Take a breath, talk over coffee

To the Editor:

Recently, I attended a memorial service for Sterling Olmstead, who in the 1960s, chaired what was then called the Department of Language and Literature. Olmstead was a Quaker, and the service was conducted “according to the manner of Friends,” meaning that much of the time was spent in sitting silently, waiting for the spirit to move someone to speak, and listening closely to both the silence and what was said.

One person recalled Olmstead saying that, in a situation of conflict, much can be accomplished over a cup of coffee. His belief that sitting together over coffee can help to resolve conflicts seems of a piece with the Friends’ practice of sitting silently, waiting for someone to be moved by a spirit within, and of listening closely both to what is said and to the silence out of which words are spoken.

I thought of Olmstead when I read The Polytechnic story about the recent “Pizza with the Cabinet” meeting that almost wasn’t, because all but one member of the cabinet chose not to attend. There are, undeniably, conflicts between students and the administration, conflicts that won’t be fully resolved over a few gallons of coffee or a few dozen pizzas. But, as Olmstead knew, something can be accomplished if people of differing opinions will just sit down together and listen carefully to each other. Nothing useful will be accomplished if people refuse even to meet.

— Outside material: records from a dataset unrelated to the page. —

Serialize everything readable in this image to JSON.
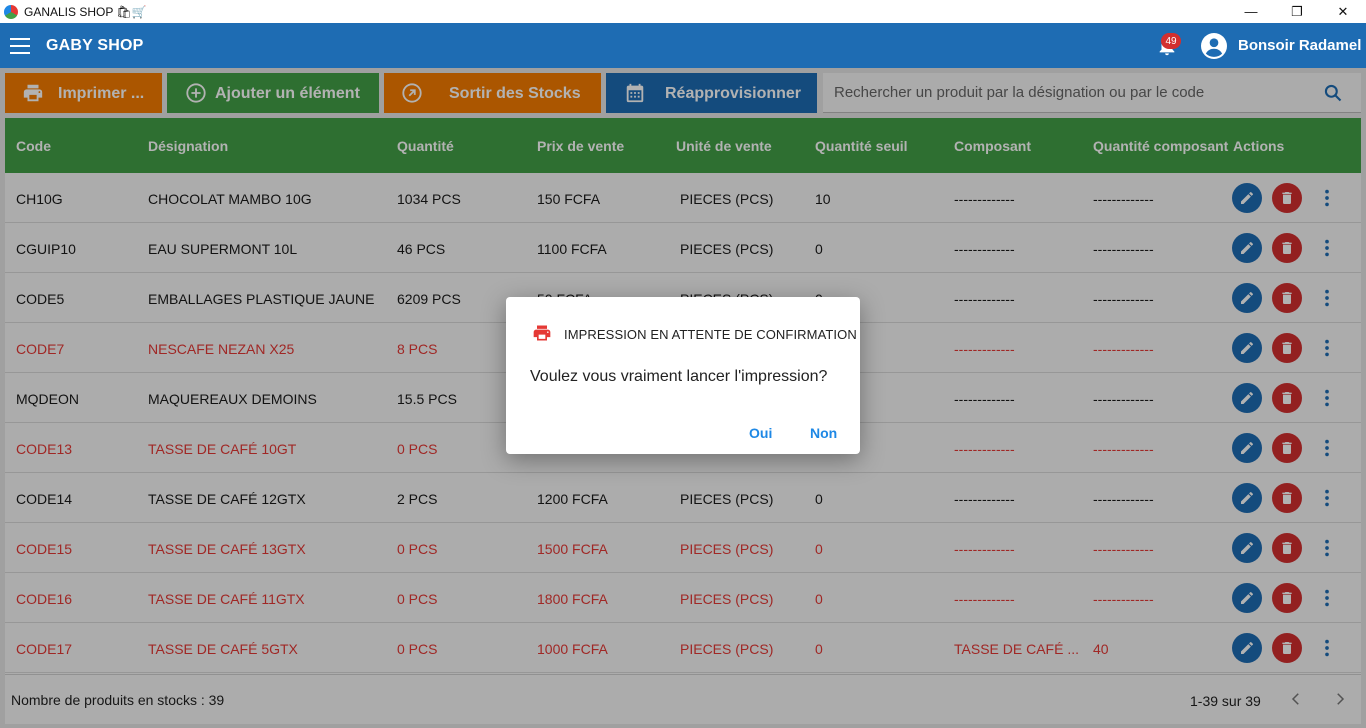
{
  "window": {
    "title": "GANALIS SHOP 🛍🛒",
    "minimize": "—",
    "restore": "❐",
    "close": "✕"
  },
  "appbar": {
    "shop_name": "GABY SHOP",
    "notifications_count": "49",
    "greeting": "Bonsoir Radamel"
  },
  "toolbar": {
    "print_label": "Imprimer ...",
    "add_label": "Ajouter un élément",
    "exit_stock_label": "Sortir des Stocks",
    "restock_label": "Réapprovisionner",
    "search_placeholder": "Rechercher un produit par la désignation ou par le code",
    "colors": {
      "print": "#f57c00",
      "add": "#43a047",
      "exit": "#f57c00",
      "restock": "#1e6cb3"
    }
  },
  "table": {
    "headers": [
      "Code",
      "Désignation",
      "Quantité",
      "Prix de vente",
      "Unité de vente",
      "Quantité seuil",
      "Composant",
      "Quantité composant",
      "Actions"
    ],
    "rows": [
      {
        "code": "CH10G",
        "designation": "CHOCOLAT MAMBO 10G",
        "quantite": "1034  PCS",
        "prix": "150 FCFA",
        "unite": "PIECES  (PCS)",
        "seuil": "10",
        "composant": "-------------",
        "qte_composant": "-------------",
        "alert": false
      },
      {
        "code": "CGUIP10",
        "designation": "EAU SUPERMONT 10L",
        "quantite": "46  PCS",
        "prix": "1100 FCFA",
        "unite": "PIECES  (PCS)",
        "seuil": "0",
        "composant": "-------------",
        "qte_composant": "-------------",
        "alert": false
      },
      {
        "code": "CODE5",
        "designation": "EMBALLAGES PLASTIQUE JAUNE",
        "quantite": "6209  PCS",
        "prix": "50 FCFA",
        "unite": "PIECES  (PCS)",
        "seuil": "0",
        "composant": "-------------",
        "qte_composant": "-------------",
        "alert": false
      },
      {
        "code": "CODE7",
        "designation": "NESCAFE NEZAN X25",
        "quantite": "8  PCS",
        "prix": "",
        "unite": "",
        "seuil": "",
        "composant": "-------------",
        "qte_composant": "-------------",
        "alert": true
      },
      {
        "code": "MQDEON",
        "designation": "MAQUEREAUX DEMOINS",
        "quantite": "15.5  PCS",
        "prix": "",
        "unite": "",
        "seuil": "",
        "composant": "-------------",
        "qte_composant": "-------------",
        "alert": false
      },
      {
        "code": "CODE13",
        "designation": "TASSE DE CAFÉ 10GT",
        "quantite": "0  PCS",
        "prix": "",
        "unite": "",
        "seuil": "",
        "composant": "-------------",
        "qte_composant": "-------------",
        "alert": true
      },
      {
        "code": "CODE14",
        "designation": "TASSE DE CAFÉ 12GTX",
        "quantite": "2  PCS",
        "prix": "1200 FCFA",
        "unite": "PIECES  (PCS)",
        "seuil": "0",
        "composant": "-------------",
        "qte_composant": "-------------",
        "alert": false
      },
      {
        "code": "CODE15",
        "designation": "TASSE DE CAFÉ 13GTX",
        "quantite": "0  PCS",
        "prix": "1500 FCFA",
        "unite": "PIECES  (PCS)",
        "seuil": "0",
        "composant": "-------------",
        "qte_composant": "-------------",
        "alert": true
      },
      {
        "code": "CODE16",
        "designation": "TASSE DE CAFÉ 11GTX",
        "quantite": "0  PCS",
        "prix": "1800 FCFA",
        "unite": "PIECES  (PCS)",
        "seuil": "0",
        "composant": "-------------",
        "qte_composant": "-------------",
        "alert": true
      },
      {
        "code": "CODE17",
        "designation": "TASSE DE CAFÉ 5GTX",
        "quantite": "0  PCS",
        "prix": "1000 FCFA",
        "unite": "PIECES  (PCS)",
        "seuil": "0",
        "composant": "TASSE DE CAFÉ ...",
        "qte_composant": "40",
        "alert": true
      }
    ],
    "footer_count": "Nombre de produits en stocks : 39",
    "footer_range": "1-39 sur 39",
    "alert_color": "#e53935"
  },
  "dialog": {
    "title": "IMPRESSION EN ATTENTE DE CONFIRMATION",
    "message": "Voulez vous vraiment lancer l'impression?",
    "yes_label": "Oui",
    "no_label": "Non",
    "icon": "printer-icon"
  }
}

The Poly quotes Vice President for Student Life Timothy Sams as saying that the reason so many members of the cabinet chose not to attend Pizza with the Cabinet was that they were “hurt” by the resolution recently adopted by the Senate. I hope his meaning was somehow garbled. One can disagree with the resolution, in whole or in part. It is strongly worded, and it makes claims that are debatable. And I can understand why some members of the administration might take offense at some of what the resolution has to say. But they stayed away because they were “hurt”? Does a responsible administrator renege on a promise to meet with students because her or his feelings have been hurt?

Olmstead held administrative positions here at RPI and elsewhere during turbulent times. He dealt with strongly held conflicting opinions, and I have no doubt that he endured his share of anger, intemperate language, and even insult. But he believed in the simple act of sitting down with friends and opponents alike, allowing them to have their say, and listening carefully. This practice is not unique to Quakers; it’s what members of an academic community are supposed to do. RPI needs to resume following the practice of Olmstead and thousands of other successful academic administrators.

Michael Halloran ’73

Professor Emeritus

Department of Language, Literature, and Communication